Aim of the task: Every line of the entries below that mentions "Solution" is to be copied out.

Records provided:
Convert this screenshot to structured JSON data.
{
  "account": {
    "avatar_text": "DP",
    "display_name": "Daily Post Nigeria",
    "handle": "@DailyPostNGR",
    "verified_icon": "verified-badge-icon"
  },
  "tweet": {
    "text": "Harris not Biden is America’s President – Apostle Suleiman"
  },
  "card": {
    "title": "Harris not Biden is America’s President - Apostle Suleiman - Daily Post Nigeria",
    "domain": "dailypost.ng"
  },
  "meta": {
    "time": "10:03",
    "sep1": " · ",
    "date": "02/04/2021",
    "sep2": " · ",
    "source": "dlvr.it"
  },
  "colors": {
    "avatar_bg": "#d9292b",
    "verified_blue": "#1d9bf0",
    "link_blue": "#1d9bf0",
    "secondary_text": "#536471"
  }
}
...
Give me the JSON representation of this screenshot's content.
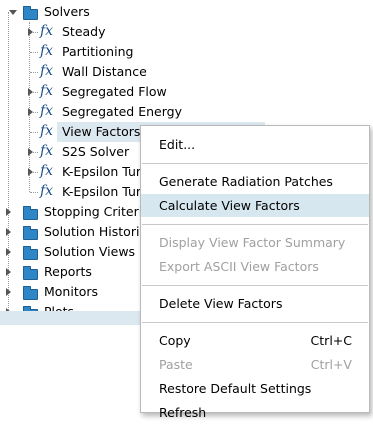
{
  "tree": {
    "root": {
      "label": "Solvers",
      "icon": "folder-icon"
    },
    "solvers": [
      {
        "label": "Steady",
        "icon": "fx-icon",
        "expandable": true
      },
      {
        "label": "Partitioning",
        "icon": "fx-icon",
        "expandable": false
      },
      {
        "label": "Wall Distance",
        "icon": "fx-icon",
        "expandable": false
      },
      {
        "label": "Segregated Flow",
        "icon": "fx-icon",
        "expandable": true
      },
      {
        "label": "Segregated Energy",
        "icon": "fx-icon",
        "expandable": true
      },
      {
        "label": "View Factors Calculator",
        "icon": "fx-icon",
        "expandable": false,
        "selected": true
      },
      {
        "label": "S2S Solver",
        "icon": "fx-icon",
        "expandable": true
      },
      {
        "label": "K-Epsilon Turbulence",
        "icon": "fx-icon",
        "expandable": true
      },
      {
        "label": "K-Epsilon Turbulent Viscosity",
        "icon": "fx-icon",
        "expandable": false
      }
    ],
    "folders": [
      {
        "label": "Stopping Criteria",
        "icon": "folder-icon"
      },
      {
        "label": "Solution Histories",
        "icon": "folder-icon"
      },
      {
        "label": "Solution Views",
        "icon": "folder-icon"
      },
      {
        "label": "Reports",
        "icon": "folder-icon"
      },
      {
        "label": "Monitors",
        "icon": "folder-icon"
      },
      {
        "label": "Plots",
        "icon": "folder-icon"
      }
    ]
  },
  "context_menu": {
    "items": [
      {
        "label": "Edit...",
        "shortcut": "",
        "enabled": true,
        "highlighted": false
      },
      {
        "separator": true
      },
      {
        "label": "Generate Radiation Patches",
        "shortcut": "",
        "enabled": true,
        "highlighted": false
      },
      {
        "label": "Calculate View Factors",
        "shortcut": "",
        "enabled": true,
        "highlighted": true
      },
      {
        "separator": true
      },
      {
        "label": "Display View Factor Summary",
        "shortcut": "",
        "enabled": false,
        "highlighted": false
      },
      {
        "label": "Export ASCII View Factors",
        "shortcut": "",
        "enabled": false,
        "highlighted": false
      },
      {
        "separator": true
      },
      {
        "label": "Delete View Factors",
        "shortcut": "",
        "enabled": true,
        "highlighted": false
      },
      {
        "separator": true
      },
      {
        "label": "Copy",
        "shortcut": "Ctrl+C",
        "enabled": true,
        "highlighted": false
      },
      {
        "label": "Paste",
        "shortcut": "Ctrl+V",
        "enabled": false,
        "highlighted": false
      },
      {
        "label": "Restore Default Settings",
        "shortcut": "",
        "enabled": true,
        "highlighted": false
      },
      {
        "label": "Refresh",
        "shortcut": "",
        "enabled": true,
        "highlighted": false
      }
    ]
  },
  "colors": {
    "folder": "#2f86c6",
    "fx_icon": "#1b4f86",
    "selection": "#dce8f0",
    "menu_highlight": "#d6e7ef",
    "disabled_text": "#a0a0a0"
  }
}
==
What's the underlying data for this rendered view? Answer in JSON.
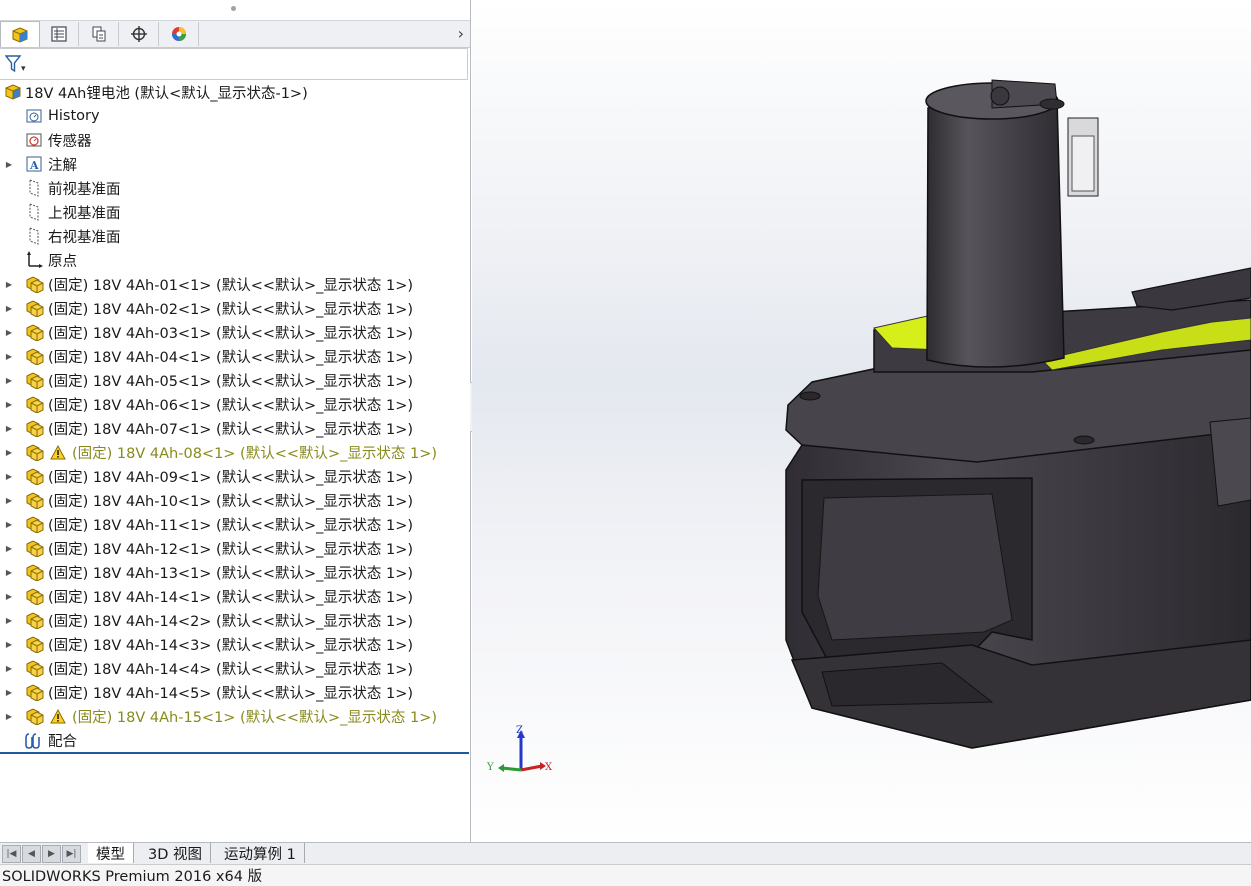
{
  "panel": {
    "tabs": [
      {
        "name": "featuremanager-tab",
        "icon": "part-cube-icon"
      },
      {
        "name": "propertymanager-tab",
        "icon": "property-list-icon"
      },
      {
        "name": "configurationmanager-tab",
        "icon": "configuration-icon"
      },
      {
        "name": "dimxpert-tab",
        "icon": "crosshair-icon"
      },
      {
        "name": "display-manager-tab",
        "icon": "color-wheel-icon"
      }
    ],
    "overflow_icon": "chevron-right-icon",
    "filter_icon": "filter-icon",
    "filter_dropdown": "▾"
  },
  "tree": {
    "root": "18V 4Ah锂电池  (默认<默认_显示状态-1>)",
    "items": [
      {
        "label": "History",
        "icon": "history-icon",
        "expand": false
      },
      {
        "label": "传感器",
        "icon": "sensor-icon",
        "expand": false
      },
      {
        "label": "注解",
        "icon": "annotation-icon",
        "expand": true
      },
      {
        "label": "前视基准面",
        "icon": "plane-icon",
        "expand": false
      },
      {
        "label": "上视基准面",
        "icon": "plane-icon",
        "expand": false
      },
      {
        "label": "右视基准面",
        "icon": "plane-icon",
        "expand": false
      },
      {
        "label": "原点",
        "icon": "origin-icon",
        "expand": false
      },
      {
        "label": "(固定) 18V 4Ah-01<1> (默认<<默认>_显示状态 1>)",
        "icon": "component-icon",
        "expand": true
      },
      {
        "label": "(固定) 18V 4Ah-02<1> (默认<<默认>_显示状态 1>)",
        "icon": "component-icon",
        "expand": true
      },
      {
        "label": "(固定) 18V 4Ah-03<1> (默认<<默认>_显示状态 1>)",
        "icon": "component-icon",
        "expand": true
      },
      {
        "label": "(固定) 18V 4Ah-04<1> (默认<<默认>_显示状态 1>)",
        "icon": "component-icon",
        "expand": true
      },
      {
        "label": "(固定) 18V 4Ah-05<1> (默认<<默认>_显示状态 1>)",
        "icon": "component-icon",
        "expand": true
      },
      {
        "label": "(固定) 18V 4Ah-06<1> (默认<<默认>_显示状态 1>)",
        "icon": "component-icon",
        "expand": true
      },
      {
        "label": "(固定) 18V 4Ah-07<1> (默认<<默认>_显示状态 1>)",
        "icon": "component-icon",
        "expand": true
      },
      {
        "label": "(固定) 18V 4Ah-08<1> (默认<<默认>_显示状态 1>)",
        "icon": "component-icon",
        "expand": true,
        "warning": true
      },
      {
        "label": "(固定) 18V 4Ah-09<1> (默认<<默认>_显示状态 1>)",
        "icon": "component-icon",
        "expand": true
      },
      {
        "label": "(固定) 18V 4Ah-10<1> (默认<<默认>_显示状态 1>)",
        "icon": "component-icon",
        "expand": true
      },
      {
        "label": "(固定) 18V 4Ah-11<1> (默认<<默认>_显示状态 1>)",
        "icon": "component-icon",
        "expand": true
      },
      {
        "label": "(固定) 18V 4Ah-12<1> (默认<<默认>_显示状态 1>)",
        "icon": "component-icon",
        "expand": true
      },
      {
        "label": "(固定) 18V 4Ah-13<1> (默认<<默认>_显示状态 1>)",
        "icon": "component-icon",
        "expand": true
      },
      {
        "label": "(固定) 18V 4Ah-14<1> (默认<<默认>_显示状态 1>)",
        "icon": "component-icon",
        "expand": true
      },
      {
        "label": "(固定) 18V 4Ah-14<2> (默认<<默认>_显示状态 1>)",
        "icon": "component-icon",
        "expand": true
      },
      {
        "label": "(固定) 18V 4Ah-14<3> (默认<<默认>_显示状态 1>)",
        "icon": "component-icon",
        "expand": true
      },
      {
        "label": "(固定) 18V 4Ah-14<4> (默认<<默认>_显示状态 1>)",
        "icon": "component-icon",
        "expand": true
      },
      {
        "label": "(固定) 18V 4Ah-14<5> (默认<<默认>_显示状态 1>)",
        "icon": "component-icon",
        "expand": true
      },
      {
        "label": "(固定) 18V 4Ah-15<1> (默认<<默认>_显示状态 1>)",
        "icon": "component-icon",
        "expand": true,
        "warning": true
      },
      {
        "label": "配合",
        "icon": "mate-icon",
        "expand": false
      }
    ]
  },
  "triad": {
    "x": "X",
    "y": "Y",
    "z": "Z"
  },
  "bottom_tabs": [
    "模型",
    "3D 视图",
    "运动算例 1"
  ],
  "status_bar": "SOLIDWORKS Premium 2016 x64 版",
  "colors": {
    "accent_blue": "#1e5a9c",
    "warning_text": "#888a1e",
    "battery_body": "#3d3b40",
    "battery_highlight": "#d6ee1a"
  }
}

Expected answer:
        "label": "Solution Histories",
        "label": "Solution Views",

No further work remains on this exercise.